INPUT RECORDS —

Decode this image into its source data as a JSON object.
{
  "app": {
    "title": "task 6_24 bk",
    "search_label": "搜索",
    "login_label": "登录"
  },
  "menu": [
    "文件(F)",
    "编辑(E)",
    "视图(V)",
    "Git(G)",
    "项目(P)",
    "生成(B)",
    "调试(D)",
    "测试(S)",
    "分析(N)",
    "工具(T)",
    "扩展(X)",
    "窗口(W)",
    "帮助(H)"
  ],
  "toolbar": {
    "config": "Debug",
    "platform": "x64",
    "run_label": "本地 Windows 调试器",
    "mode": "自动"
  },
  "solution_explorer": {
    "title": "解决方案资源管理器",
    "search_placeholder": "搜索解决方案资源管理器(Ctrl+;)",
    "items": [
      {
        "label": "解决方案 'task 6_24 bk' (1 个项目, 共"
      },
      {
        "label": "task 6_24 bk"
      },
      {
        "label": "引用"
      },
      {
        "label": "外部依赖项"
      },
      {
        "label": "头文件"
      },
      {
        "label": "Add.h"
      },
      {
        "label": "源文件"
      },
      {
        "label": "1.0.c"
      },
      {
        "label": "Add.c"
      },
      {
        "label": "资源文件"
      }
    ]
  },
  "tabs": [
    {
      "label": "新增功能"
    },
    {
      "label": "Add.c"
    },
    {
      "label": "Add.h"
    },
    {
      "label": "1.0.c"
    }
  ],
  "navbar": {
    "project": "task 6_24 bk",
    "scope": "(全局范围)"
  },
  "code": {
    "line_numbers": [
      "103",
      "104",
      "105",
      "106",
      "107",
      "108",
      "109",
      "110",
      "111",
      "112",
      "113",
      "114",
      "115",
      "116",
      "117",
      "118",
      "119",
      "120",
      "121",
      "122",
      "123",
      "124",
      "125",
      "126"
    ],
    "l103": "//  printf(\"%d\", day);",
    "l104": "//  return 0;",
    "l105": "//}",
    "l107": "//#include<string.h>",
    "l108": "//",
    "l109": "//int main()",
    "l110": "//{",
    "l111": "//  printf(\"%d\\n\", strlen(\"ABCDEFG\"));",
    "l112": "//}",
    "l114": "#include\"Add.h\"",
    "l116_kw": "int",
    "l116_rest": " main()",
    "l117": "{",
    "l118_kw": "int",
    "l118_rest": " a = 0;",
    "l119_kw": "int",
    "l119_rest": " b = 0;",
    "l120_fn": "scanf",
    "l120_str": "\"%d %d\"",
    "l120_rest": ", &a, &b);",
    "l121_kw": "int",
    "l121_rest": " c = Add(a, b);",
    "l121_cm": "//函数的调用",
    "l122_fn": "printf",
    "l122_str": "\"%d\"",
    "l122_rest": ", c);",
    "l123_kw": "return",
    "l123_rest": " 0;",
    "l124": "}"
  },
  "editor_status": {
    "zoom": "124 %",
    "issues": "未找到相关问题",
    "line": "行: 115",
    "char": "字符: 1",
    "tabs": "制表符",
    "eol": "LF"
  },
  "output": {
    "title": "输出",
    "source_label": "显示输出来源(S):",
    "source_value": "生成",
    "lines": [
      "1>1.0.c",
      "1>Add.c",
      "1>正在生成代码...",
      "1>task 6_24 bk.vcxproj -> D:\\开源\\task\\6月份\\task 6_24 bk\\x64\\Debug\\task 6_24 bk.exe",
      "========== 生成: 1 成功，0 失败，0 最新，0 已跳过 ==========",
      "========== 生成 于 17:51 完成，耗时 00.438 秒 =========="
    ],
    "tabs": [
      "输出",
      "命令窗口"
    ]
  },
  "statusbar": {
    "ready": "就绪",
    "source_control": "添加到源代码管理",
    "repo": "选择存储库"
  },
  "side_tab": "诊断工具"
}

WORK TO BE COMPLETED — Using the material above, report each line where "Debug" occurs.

OUTPUT —
    "config": "Debug",
      "1>task 6_24 bk.vcxproj -> D:\\开源\\task\\6月份\\task 6_24 bk\\x64\\Debug\\task 6_24 bk.exe",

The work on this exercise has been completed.